(AVAILABLE DATA):
-------------------------
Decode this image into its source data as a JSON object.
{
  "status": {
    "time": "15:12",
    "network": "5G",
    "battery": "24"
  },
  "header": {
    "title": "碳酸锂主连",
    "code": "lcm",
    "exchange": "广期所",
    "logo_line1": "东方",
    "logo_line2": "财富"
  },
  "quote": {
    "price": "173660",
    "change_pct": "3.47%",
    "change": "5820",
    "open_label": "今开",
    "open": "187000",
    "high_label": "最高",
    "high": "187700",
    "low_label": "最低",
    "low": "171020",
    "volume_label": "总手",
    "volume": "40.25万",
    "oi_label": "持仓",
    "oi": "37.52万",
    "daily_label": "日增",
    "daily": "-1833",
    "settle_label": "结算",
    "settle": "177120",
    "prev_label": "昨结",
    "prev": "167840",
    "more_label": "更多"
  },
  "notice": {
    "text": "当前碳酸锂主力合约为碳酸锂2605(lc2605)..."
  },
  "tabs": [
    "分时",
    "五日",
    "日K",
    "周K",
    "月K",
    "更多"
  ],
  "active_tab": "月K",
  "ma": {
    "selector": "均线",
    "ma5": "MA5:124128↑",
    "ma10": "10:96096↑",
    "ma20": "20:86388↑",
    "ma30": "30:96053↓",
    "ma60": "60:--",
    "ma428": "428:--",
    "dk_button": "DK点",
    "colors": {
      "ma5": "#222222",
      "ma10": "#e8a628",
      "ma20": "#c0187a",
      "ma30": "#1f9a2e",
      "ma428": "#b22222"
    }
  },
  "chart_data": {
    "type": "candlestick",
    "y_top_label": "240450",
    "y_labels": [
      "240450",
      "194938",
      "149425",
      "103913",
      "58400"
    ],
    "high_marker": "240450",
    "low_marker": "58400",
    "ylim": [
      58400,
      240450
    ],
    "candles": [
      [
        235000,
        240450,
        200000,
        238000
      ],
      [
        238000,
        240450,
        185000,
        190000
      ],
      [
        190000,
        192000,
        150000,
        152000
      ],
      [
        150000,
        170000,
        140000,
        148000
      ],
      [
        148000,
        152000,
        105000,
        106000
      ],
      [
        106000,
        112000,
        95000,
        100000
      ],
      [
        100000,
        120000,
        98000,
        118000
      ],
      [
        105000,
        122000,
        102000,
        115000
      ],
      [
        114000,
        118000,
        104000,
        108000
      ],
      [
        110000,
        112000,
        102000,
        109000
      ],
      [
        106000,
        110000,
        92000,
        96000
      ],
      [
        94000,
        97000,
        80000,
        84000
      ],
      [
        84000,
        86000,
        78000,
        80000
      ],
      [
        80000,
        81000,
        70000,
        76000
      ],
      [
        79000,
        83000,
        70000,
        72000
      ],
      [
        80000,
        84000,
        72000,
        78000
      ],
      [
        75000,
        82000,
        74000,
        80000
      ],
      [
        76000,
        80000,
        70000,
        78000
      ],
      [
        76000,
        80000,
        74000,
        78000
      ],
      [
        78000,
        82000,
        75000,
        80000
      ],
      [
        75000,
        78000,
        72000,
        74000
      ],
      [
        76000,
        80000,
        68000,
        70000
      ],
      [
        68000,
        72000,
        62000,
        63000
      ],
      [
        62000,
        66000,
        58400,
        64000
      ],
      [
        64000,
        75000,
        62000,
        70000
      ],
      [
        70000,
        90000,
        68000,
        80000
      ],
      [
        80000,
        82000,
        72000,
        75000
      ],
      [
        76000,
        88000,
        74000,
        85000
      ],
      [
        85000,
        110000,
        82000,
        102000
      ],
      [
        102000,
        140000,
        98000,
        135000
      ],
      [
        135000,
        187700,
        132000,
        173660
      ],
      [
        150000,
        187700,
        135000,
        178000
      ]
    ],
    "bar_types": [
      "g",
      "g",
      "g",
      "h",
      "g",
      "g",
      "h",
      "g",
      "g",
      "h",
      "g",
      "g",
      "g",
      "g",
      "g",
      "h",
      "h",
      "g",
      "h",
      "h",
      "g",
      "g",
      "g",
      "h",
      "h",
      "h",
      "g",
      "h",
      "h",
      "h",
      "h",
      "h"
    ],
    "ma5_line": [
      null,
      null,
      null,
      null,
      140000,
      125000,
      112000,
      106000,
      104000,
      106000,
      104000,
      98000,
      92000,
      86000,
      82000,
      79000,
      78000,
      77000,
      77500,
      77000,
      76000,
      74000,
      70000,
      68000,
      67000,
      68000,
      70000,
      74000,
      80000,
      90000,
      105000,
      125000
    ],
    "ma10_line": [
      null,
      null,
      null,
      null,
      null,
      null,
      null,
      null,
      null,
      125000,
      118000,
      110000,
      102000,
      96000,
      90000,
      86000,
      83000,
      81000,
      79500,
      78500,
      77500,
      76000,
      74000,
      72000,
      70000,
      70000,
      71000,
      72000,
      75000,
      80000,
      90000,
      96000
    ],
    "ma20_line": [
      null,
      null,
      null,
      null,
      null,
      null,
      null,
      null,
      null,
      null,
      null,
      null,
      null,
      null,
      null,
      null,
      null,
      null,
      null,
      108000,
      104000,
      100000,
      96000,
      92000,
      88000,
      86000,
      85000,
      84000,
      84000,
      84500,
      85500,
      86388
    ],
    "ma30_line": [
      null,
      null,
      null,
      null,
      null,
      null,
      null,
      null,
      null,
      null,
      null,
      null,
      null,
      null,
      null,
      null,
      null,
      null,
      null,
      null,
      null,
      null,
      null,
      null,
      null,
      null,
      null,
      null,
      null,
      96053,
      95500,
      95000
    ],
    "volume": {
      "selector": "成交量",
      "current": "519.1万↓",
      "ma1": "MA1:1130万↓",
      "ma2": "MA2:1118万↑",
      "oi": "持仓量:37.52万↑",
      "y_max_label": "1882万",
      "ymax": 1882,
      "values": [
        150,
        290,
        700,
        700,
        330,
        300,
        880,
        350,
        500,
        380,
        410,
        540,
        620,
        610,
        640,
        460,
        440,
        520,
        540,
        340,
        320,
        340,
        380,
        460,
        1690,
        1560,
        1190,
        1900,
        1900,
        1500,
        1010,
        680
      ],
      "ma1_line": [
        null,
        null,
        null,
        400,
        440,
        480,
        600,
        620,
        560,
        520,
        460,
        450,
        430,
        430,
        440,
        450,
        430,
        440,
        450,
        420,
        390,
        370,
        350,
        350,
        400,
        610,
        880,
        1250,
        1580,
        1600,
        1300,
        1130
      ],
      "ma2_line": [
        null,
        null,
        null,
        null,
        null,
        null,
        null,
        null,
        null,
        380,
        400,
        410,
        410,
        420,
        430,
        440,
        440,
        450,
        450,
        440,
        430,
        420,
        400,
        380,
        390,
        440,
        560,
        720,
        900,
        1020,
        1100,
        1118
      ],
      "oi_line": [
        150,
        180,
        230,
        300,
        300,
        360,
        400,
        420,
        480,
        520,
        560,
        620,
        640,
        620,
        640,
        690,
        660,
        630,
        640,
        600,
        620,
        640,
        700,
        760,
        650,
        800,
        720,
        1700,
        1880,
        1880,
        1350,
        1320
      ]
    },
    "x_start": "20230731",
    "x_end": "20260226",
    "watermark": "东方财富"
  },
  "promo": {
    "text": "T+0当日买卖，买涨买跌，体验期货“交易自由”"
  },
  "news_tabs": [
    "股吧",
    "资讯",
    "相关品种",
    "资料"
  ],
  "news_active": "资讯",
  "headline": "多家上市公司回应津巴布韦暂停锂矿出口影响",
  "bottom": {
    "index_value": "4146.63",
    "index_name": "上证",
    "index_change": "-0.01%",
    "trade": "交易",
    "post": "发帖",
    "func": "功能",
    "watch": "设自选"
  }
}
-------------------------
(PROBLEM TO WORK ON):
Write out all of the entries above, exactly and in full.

(RESULT OF THE TASK):
Decode this image into its source data as a JSON object.
{
  "status": {
    "time": "15:12",
    "network": "5G",
    "battery": "24"
  },
  "header": {
    "title": "碳酸锂主连",
    "code": "lcm",
    "exchange": "广期所",
    "logo_line1": "东方",
    "logo_line2": "财富"
  },
  "quote": {
    "price": "173660",
    "change_pct": "3.47%",
    "change": "5820",
    "open_label": "今开",
    "open": "187000",
    "high_label": "最高",
    "high": "187700",
    "low_label": "最低",
    "low": "171020",
    "volume_label": "总手",
    "volume": "40.25万",
    "oi_label": "持仓",
    "oi": "37.52万",
    "daily_label": "日增",
    "daily": "-1833",
    "settle_label": "结算",
    "settle": "177120",
    "prev_label": "昨结",
    "prev": "167840",
    "more_label": "更多"
  },
  "notice": {
    "text": "当前碳酸锂主力合约为碳酸锂2605(lc2605)..."
  },
  "tabs": [
    "分时",
    "五日",
    "日K",
    "周K",
    "月K",
    "更多"
  ],
  "active_tab": "月K",
  "ma": {
    "selector": "均线",
    "ma5": "MA5:124128↑",
    "ma10": "10:96096↑",
    "ma20": "20:86388↑",
    "ma30": "30:96053↓",
    "ma60": "60:--",
    "ma428": "428:--",
    "dk_button": "DK点",
    "colors": {
      "ma5": "#222222",
      "ma10": "#e8a628",
      "ma20": "#c0187a",
      "ma30": "#1f9a2e",
      "ma428": "#b22222"
    }
  },
  "chart_data": {
    "type": "candlestick",
    "y_top_label": "240450",
    "y_labels": [
      "240450",
      "194938",
      "149425",
      "103913",
      "58400"
    ],
    "high_marker": "240450",
    "low_marker": "58400",
    "ylim": [
      58400,
      240450
    ],
    "candles": [
      [
        235000,
        240450,
        200000,
        238000
      ],
      [
        238000,
        240450,
        185000,
        190000
      ],
      [
        190000,
        192000,
        150000,
        152000
      ],
      [
        150000,
        170000,
        140000,
        148000
      ],
      [
        148000,
        152000,
        105000,
        106000
      ],
      [
        106000,
        112000,
        95000,
        100000
      ],
      [
        100000,
        120000,
        98000,
        118000
      ],
      [
        105000,
        122000,
        102000,
        115000
      ],
      [
        114000,
        118000,
        104000,
        108000
      ],
      [
        110000,
        112000,
        102000,
        109000
      ],
      [
        106000,
        110000,
        92000,
        96000
      ],
      [
        94000,
        97000,
        80000,
        84000
      ],
      [
        84000,
        86000,
        78000,
        80000
      ],
      [
        80000,
        81000,
        70000,
        76000
      ],
      [
        79000,
        83000,
        70000,
        72000
      ],
      [
        80000,
        84000,
        72000,
        78000
      ],
      [
        75000,
        82000,
        74000,
        80000
      ],
      [
        76000,
        80000,
        70000,
        78000
      ],
      [
        76000,
        80000,
        74000,
        78000
      ],
      [
        78000,
        82000,
        75000,
        80000
      ],
      [
        75000,
        78000,
        72000,
        74000
      ],
      [
        76000,
        80000,
        68000,
        70000
      ],
      [
        68000,
        72000,
        62000,
        63000
      ],
      [
        62000,
        66000,
        58400,
        64000
      ],
      [
        64000,
        75000,
        62000,
        70000
      ],
      [
        70000,
        90000,
        68000,
        80000
      ],
      [
        80000,
        82000,
        72000,
        75000
      ],
      [
        76000,
        88000,
        74000,
        85000
      ],
      [
        85000,
        110000,
        82000,
        102000
      ],
      [
        102000,
        140000,
        98000,
        135000
      ],
      [
        135000,
        187700,
        132000,
        173660
      ],
      [
        150000,
        187700,
        135000,
        178000
      ]
    ],
    "bar_types": [
      "g",
      "g",
      "g",
      "h",
      "g",
      "g",
      "h",
      "g",
      "g",
      "h",
      "g",
      "g",
      "g",
      "g",
      "g",
      "h",
      "h",
      "g",
      "h",
      "h",
      "g",
      "g",
      "g",
      "h",
      "h",
      "h",
      "g",
      "h",
      "h",
      "h",
      "h",
      "h"
    ],
    "ma5_line": [
      null,
      null,
      null,
      null,
      140000,
      125000,
      112000,
      106000,
      104000,
      106000,
      104000,
      98000,
      92000,
      86000,
      82000,
      79000,
      78000,
      77000,
      77500,
      77000,
      76000,
      74000,
      70000,
      68000,
      67000,
      68000,
      70000,
      74000,
      80000,
      90000,
      105000,
      125000
    ],
    "ma10_line": [
      null,
      null,
      null,
      null,
      null,
      null,
      null,
      null,
      null,
      125000,
      118000,
      110000,
      102000,
      96000,
      90000,
      86000,
      83000,
      81000,
      79500,
      78500,
      77500,
      76000,
      74000,
      72000,
      70000,
      70000,
      71000,
      72000,
      75000,
      80000,
      90000,
      96000
    ],
    "ma20_line": [
      null,
      null,
      null,
      null,
      null,
      null,
      null,
      null,
      null,
      null,
      null,
      null,
      null,
      null,
      null,
      null,
      null,
      null,
      null,
      108000,
      104000,
      100000,
      96000,
      92000,
      88000,
      86000,
      85000,
      84000,
      84000,
      84500,
      85500,
      86388
    ],
    "ma30_line": [
      null,
      null,
      null,
      null,
      null,
      null,
      null,
      null,
      null,
      null,
      null,
      null,
      null,
      null,
      null,
      null,
      null,
      null,
      null,
      null,
      null,
      null,
      null,
      null,
      null,
      null,
      null,
      null,
      null,
      96053,
      95500,
      95000
    ],
    "volume": {
      "selector": "成交量",
      "current": "519.1万↓",
      "ma1": "MA1:1130万↓",
      "ma2": "MA2:1118万↑",
      "oi": "持仓量:37.52万↑",
      "y_max_label": "1882万",
      "ymax": 1882,
      "values": [
        150,
        290,
        700,
        700,
        330,
        300,
        880,
        350,
        500,
        380,
        410,
        540,
        620,
        610,
        640,
        460,
        440,
        520,
        540,
        340,
        320,
        340,
        380,
        460,
        1690,
        1560,
        1190,
        1900,
        1900,
        1500,
        1010,
        680
      ],
      "ma1_line": [
        null,
        null,
        null,
        400,
        440,
        480,
        600,
        620,
        560,
        520,
        460,
        450,
        430,
        430,
        440,
        450,
        430,
        440,
        450,
        420,
        390,
        370,
        350,
        350,
        400,
        610,
        880,
        1250,
        1580,
        1600,
        1300,
        1130
      ],
      "ma2_line": [
        null,
        null,
        null,
        null,
        null,
        null,
        null,
        null,
        null,
        380,
        400,
        410,
        410,
        420,
        430,
        440,
        440,
        450,
        450,
        440,
        430,
        420,
        400,
        380,
        390,
        440,
        560,
        720,
        900,
        1020,
        1100,
        1118
      ],
      "oi_line": [
        150,
        180,
        230,
        300,
        300,
        360,
        400,
        420,
        480,
        520,
        560,
        620,
        640,
        620,
        640,
        690,
        660,
        630,
        640,
        600,
        620,
        640,
        700,
        760,
        650,
        800,
        720,
        1700,
        1880,
        1880,
        1350,
        1320
      ]
    },
    "x_start": "20230731",
    "x_end": "20260226",
    "watermark": "东方财富"
  },
  "promo": {
    "text": "T+0当日买卖，买涨买跌，体验期货“交易自由”"
  },
  "news_tabs": [
    "股吧",
    "资讯",
    "相关品种",
    "资料"
  ],
  "news_active": "资讯",
  "headline": "多家上市公司回应津巴布韦暂停锂矿出口影响",
  "bottom": {
    "index_value": "4146.63",
    "index_name": "上证",
    "index_change": "-0.01%",
    "trade": "交易",
    "post": "发帖",
    "func": "功能",
    "watch": "设自选"
  }
}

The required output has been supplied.